▶ _Problem details_: Only the pictures are to be dropped, and the rest of the data should be copied exactly.

=== Data supplied ===

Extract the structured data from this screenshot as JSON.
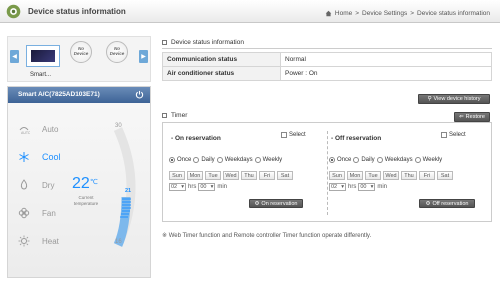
{
  "header": {
    "title": "Device status information",
    "breadcrumb": [
      "Home",
      "Device Settings",
      "Device status information"
    ],
    "sep": ">"
  },
  "devices": {
    "selected_label": "Smart...",
    "empty_slots": [
      {
        "line1": "No",
        "line2": "Device"
      },
      {
        "line1": "No",
        "line2": "Device"
      }
    ],
    "prev": "◀",
    "next": "▶"
  },
  "ac": {
    "title": "Smart A/C(7825AD103E71)",
    "modes": [
      {
        "name": "Auto",
        "icon": "auto-icon"
      },
      {
        "name": "Cool",
        "icon": "snowflake-icon"
      },
      {
        "name": "Dry",
        "icon": "drop-icon"
      },
      {
        "name": "Fan",
        "icon": "fan-icon"
      },
      {
        "name": "Heat",
        "icon": "sun-icon"
      }
    ],
    "active_mode": "Cool",
    "current_temp": "22",
    "temp_unit": "℃",
    "temp_caption_line1": "Current",
    "temp_caption_line2": "temperature",
    "scale_max": "30",
    "scale_min": "16",
    "setpoint": "21",
    "accent": "#1e90ff"
  },
  "status": {
    "section_title": "Device status information",
    "rows": [
      {
        "key": "Communication status",
        "value": "Normal"
      },
      {
        "key": "Air conditioner status",
        "value": "Power : On"
      }
    ],
    "history_button": "View device history"
  },
  "timer": {
    "section_title": "Timer",
    "restore_button": "Restore",
    "select_label": "Select",
    "recurrence": [
      "Once",
      "Daily",
      "Weekdays",
      "Weekly"
    ],
    "days": [
      "Sun",
      "Mon",
      "Tue",
      "Wed",
      "Thu",
      "Fri",
      "Sat"
    ],
    "hrs_label": "hrs",
    "min_label": "min",
    "on": {
      "title": "- On reservation",
      "hour": "02",
      "minute": "00",
      "button": "On reservation"
    },
    "off": {
      "title": "- Off reservation",
      "hour": "02",
      "minute": "00",
      "button": "Off reservation"
    }
  },
  "note": "※ Web Timer function and Remote controller Timer function operate differently."
}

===

▶ _Answer space_:
Extract the structured data from this screenshot as JSON.
{
  "header": {
    "title": "Device status information",
    "breadcrumb": [
      "Home",
      "Device Settings",
      "Device status information"
    ],
    "sep": ">"
  },
  "devices": {
    "selected_label": "Smart...",
    "empty_slots": [
      {
        "line1": "No",
        "line2": "Device"
      },
      {
        "line1": "No",
        "line2": "Device"
      }
    ],
    "prev": "◀",
    "next": "▶"
  },
  "ac": {
    "title": "Smart A/C(7825AD103E71)",
    "modes": [
      {
        "name": "Auto",
        "icon": "auto-icon"
      },
      {
        "name": "Cool",
        "icon": "snowflake-icon"
      },
      {
        "name": "Dry",
        "icon": "drop-icon"
      },
      {
        "name": "Fan",
        "icon": "fan-icon"
      },
      {
        "name": "Heat",
        "icon": "sun-icon"
      }
    ],
    "active_mode": "Cool",
    "current_temp": "22",
    "temp_unit": "℃",
    "temp_caption_line1": "Current",
    "temp_caption_line2": "temperature",
    "scale_max": "30",
    "scale_min": "16",
    "setpoint": "21",
    "accent": "#1e90ff"
  },
  "status": {
    "section_title": "Device status information",
    "rows": [
      {
        "key": "Communication status",
        "value": "Normal"
      },
      {
        "key": "Air conditioner status",
        "value": "Power : On"
      }
    ],
    "history_button": "View device history"
  },
  "timer": {
    "section_title": "Timer",
    "restore_button": "Restore",
    "select_label": "Select",
    "recurrence": [
      "Once",
      "Daily",
      "Weekdays",
      "Weekly"
    ],
    "days": [
      "Sun",
      "Mon",
      "Tue",
      "Wed",
      "Thu",
      "Fri",
      "Sat"
    ],
    "hrs_label": "hrs",
    "min_label": "min",
    "on": {
      "title": "- On reservation",
      "hour": "02",
      "minute": "00",
      "button": "On reservation"
    },
    "off": {
      "title": "- Off reservation",
      "hour": "02",
      "minute": "00",
      "button": "Off reservation"
    }
  },
  "note": "※ Web Timer function and Remote controller Timer function operate differently."
}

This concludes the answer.